The DRBC proposed to amend its Special Regulations to prohibit high volume hydraulic fracturing in shale and other rock formations in the Delaware River Basin, to establish provisions regarding water use for hydraulic fracturing, and to establish provisions related to the management of water produced by hydraulic fracturing. The amendments “discourage” the diversion, transfer, or exportation of Delaware River Basin water to areas outside the basin to support hydraulic fracturing, and would require approval of the Commission for deviations from this policy. With the idea of protecting existing objectives for water quality in the region, the proposal would further require Commission approval for water produced by hydraulic fracturing to be imported into the Delaware River Basin region. Hydraulic fracturing in the Marcellus Shale uses 3-5 million gallons of water per well, creating potential for thermal, radioactive, and chemical pollution. More than 15 million people rely on the Delaware River Basin for drinking water.

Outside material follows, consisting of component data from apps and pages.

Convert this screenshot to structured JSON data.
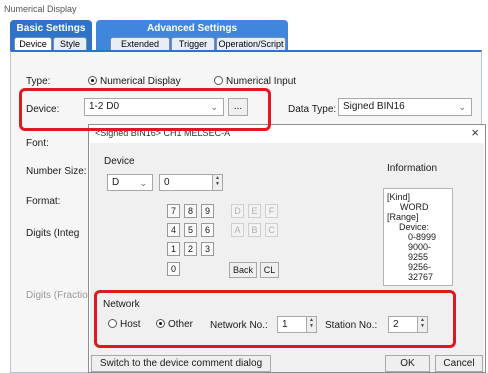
{
  "window": {
    "title": "Numerical Display"
  },
  "tabs": {
    "basic": {
      "label": "Basic Settings",
      "subtabs": [
        "Device",
        "Style"
      ]
    },
    "advanced": {
      "label": "Advanced Settings",
      "subtabs": [
        "Extended",
        "Trigger",
        "Operation/Script"
      ]
    }
  },
  "form": {
    "type_label": "Type:",
    "type_options": [
      "Numerical Display",
      "Numerical Input"
    ],
    "device_label": "Device:",
    "device_value": "1-2 D0",
    "browse_label": "...",
    "data_type_label": "Data Type:",
    "data_type_value": "Signed BIN16",
    "font_label": "Font:",
    "number_size_label": "Number Size:",
    "format_label": "Format:",
    "digits_integer_label": "Digits (Integ",
    "digits_fraction_label": "Digits (Fractio"
  },
  "dialog": {
    "title": "<Signed BIN16> CH1 MELSEC-A",
    "close_label": "×",
    "device_group": "Device",
    "device_type": "D",
    "device_number": "0",
    "keypad": [
      [
        "7",
        "8",
        "9",
        "D",
        "E",
        "F"
      ],
      [
        "4",
        "5",
        "6",
        "A",
        "B",
        "C"
      ],
      [
        "1",
        "2",
        "3"
      ],
      [
        "0"
      ]
    ],
    "back_label": "Back",
    "clear_label": "CL",
    "info_label": "Information",
    "info_lines": [
      "[Kind]",
      "WORD",
      "[Range]",
      "Device:",
      "0-8999",
      "9000-9255",
      "9256-32767"
    ],
    "network_group": "Network",
    "host_label": "Host",
    "other_label": "Other",
    "network_no_label": "Network No.:",
    "network_no_value": "1",
    "station_no_label": "Station No.:",
    "station_no_value": "2",
    "switch_label": "Switch to the device comment dialog",
    "ok_label": "OK",
    "cancel_label": "Cancel"
  },
  "colors": {
    "highlight": "#e0191e",
    "tab_basic": "#2f73c9",
    "tab_advanced": "#3f86dc"
  }
}
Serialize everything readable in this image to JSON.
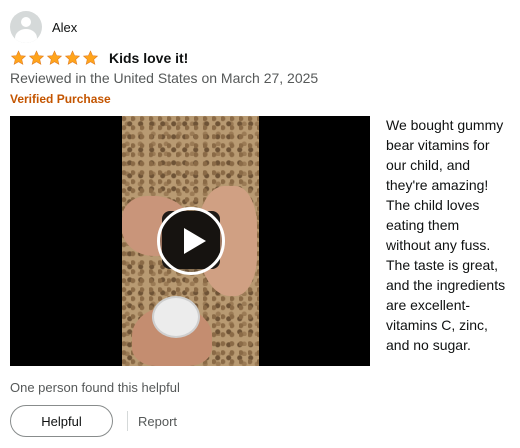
{
  "reviewer": {
    "name": "Alex",
    "avatar_icon": "user-silhouette-icon"
  },
  "review": {
    "rating": 5,
    "rating_max": 5,
    "star_color": "#ffa41c",
    "title": "Kids love it!",
    "date_line": "Reviewed in the United States on March 27, 2025",
    "verified_label": "Verified Purchase",
    "body_lines": [
      "We bought gummy",
      "bear vitamins for",
      "our child, and",
      "they're amazing!",
      "The child loves",
      "eating them",
      "without any fuss.",
      "The taste is great,",
      "and the ingredients",
      "are excellent-",
      "vitamins C, zinc,",
      "and no sugar."
    ]
  },
  "video": {
    "play_icon": "play-icon"
  },
  "feedback": {
    "helpful_count_text": "One person found this helpful",
    "helpful_button_label": "Helpful",
    "report_label": "Report"
  }
}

The proposed regulations are not insignificant to human population and the energy industry as the Marcellus Shale formation lies under approximately 36 percent of the Delaware River Basin. As those familiar with oil and gas exploration are aware, the Marcellus Shale formation is an outcropping of rock that extends through much of the Allegheny Plateau region of the United States, encompassing portions of nine states and extending into Canada. In the early part of this decade, estimates were that the Marcellus Shale contained 400-500 trillion cubic feet of natural gas, although this was later revised to note approximately 140 trillion cubic feet of recoverable gas.

Energy companies have made significant investment in land, wells, and pipelines in the region possibly anticipating future access to gas deposits not presently seen as recoverable. Currently, Marcellus Shale region wells produce about 14 billion cubic feet of gas per day. Human health and environmental impacts caused by hydraulic fracturing in the Marcellus Shale formation are being litigated in many jurisdictions throughout the region.

Public hearings are scheduled for January 23, 2018 in Waymart, PA, and January 25, 2018 in Philadelphia, PA on the DRBC’s proposed amendments. With the competing interests of politicians, environmentalists and the energy industry, it will likely be a contentious affair.